All records shown below should be given again, character for character.

***

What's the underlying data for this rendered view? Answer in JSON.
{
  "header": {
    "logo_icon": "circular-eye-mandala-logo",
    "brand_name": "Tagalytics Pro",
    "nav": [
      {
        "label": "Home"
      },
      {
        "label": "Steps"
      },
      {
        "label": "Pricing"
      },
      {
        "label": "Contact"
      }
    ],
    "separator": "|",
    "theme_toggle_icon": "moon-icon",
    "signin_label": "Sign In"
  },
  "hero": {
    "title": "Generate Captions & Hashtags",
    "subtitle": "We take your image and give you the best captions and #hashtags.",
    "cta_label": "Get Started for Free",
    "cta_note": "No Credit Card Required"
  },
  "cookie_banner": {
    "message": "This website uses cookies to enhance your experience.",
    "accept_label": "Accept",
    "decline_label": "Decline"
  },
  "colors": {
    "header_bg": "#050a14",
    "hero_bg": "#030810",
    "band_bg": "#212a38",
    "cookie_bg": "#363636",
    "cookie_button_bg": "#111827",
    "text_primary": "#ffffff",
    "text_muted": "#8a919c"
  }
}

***

* Expected answer
What's the underlying data for this rendered view? Answer in JSON.
{
  "header": {
    "logo_icon": "circular-eye-mandala-logo",
    "brand_name": "Tagalytics Pro",
    "nav": [
      {
        "label": "Home"
      },
      {
        "label": "Steps"
      },
      {
        "label": "Pricing"
      },
      {
        "label": "Contact"
      }
    ],
    "separator": "|",
    "theme_toggle_icon": "moon-icon",
    "signin_label": "Sign In"
  },
  "hero": {
    "title": "Generate Captions & Hashtags",
    "subtitle": "We take your image and give you the best captions and #hashtags.",
    "cta_label": "Get Started for Free",
    "cta_note": "No Credit Card Required"
  },
  "cookie_banner": {
    "message": "This website uses cookies to enhance your experience.",
    "accept_label": "Accept",
    "decline_label": "Decline"
  },
  "colors": {
    "header_bg": "#050a14",
    "hero_bg": "#030810",
    "band_bg": "#212a38",
    "cookie_bg": "#363636",
    "cookie_button_bg": "#111827",
    "text_primary": "#ffffff",
    "text_muted": "#8a919c"
  }
}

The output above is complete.